Records supplied:

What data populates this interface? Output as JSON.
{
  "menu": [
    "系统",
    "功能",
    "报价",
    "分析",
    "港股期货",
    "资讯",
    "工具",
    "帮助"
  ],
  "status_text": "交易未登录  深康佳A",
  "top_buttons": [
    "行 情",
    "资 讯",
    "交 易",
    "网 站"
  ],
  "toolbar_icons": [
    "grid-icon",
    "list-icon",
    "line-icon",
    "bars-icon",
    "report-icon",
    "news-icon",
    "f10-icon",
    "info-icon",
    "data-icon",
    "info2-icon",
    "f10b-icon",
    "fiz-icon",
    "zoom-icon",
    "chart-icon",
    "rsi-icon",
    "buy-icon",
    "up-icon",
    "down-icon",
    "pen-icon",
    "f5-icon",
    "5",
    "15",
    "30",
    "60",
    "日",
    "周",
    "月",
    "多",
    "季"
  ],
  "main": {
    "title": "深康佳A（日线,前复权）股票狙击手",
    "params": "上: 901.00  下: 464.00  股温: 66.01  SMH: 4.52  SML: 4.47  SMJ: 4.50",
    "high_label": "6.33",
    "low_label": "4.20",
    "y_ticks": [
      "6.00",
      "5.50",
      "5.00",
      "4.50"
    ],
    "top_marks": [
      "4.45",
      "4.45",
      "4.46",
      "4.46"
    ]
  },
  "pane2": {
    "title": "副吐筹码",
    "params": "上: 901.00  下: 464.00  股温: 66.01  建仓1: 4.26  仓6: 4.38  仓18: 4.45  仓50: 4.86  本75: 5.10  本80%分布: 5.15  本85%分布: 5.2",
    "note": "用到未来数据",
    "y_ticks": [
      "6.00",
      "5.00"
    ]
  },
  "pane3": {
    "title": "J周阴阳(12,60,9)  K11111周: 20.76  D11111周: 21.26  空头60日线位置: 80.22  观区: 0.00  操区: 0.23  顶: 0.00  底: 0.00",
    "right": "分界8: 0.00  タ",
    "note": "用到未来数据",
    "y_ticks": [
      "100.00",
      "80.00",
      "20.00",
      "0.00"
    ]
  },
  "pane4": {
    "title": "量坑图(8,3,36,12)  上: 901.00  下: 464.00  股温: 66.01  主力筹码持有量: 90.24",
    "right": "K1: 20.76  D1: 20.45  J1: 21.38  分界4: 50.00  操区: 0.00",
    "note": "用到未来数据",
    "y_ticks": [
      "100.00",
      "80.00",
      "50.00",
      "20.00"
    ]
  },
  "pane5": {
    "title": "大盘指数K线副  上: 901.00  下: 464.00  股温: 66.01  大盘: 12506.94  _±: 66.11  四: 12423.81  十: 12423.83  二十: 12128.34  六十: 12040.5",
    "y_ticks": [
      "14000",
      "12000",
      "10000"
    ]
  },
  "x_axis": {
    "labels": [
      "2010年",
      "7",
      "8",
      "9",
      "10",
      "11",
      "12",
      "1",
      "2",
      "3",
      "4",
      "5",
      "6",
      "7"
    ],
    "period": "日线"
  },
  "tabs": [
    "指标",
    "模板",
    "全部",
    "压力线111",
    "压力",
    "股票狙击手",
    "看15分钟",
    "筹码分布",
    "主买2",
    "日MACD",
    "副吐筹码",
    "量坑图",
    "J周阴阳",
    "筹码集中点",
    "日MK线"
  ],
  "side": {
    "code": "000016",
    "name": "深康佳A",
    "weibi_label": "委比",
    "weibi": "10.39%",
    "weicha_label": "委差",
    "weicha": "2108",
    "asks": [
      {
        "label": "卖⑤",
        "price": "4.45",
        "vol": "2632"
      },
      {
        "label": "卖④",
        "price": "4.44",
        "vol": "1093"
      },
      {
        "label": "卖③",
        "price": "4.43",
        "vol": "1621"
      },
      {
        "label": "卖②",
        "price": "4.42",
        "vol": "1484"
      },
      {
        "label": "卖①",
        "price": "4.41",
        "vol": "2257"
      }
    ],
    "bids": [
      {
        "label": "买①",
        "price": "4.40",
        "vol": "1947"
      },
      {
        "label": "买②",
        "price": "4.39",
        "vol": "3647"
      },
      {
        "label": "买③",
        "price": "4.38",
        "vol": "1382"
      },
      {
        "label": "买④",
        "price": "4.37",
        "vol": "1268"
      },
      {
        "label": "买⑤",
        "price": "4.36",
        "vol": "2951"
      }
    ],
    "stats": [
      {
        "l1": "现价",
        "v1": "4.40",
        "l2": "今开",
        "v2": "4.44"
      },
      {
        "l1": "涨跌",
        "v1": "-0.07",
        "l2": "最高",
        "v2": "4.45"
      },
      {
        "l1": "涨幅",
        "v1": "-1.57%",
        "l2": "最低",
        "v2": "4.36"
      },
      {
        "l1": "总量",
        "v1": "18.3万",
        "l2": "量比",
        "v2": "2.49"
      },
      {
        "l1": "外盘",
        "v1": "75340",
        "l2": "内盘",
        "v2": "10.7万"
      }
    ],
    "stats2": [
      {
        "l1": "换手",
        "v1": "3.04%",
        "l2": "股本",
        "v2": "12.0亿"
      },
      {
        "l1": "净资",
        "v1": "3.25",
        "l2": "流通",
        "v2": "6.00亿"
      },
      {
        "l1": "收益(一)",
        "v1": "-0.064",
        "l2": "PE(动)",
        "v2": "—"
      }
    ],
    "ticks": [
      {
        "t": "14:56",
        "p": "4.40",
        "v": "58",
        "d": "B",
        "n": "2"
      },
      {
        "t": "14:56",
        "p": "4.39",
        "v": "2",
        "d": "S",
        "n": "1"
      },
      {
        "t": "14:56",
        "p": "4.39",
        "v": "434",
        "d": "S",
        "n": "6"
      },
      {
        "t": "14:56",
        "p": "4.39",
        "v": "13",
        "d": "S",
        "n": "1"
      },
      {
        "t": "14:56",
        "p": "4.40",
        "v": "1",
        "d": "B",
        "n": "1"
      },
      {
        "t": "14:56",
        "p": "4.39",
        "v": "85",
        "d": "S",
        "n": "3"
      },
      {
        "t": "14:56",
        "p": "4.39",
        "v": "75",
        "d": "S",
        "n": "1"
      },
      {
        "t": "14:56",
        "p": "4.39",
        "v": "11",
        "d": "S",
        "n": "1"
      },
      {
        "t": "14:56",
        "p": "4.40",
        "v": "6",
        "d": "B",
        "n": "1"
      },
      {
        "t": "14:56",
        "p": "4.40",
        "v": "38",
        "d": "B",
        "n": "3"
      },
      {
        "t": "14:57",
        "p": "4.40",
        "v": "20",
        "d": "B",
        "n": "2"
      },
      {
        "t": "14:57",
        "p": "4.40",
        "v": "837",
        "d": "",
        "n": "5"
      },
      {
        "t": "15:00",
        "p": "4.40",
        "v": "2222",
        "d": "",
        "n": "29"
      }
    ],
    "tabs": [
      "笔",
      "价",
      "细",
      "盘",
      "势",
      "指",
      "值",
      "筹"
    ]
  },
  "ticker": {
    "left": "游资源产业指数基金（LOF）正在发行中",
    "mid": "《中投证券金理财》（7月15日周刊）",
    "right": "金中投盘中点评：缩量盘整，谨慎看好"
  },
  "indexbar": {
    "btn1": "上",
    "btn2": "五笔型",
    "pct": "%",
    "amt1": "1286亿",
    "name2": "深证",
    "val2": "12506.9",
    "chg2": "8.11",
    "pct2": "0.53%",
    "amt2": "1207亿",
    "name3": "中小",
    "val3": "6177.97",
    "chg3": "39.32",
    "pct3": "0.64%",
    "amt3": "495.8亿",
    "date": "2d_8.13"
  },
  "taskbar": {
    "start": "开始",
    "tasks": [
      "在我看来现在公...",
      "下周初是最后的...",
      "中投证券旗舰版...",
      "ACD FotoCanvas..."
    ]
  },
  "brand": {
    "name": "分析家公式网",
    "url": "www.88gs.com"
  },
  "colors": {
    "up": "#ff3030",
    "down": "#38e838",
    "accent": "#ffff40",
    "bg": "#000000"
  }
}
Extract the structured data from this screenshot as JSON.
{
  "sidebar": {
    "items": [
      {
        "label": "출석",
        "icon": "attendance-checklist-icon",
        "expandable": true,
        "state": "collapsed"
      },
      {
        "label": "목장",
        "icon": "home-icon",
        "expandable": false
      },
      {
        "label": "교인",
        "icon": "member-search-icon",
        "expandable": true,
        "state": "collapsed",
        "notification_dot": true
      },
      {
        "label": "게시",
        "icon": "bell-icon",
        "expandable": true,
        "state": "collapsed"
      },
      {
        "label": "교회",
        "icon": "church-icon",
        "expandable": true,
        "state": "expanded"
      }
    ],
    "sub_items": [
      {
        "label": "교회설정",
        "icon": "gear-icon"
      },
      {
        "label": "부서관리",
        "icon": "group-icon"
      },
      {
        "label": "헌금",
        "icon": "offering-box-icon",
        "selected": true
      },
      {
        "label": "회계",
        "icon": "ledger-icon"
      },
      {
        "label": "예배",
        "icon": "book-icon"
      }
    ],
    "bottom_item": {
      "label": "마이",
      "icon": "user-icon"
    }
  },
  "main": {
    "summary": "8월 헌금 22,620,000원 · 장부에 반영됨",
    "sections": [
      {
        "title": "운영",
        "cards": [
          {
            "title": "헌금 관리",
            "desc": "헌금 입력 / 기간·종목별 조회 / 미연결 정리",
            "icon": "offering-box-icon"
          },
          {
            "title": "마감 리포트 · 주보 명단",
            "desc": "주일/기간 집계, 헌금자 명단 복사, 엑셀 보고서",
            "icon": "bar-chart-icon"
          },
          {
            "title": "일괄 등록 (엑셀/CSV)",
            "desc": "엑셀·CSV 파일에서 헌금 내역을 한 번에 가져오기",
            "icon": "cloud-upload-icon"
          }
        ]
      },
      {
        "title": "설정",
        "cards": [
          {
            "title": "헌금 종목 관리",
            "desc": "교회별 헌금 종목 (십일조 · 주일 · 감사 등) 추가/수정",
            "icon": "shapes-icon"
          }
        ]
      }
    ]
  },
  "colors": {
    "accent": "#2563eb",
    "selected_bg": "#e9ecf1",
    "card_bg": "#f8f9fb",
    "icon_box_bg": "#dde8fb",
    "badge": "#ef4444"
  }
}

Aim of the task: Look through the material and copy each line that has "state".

Your solution:
        "state": "collapsed"
        "state": "collapsed",
        "state": "collapsed"
        "state": "expanded"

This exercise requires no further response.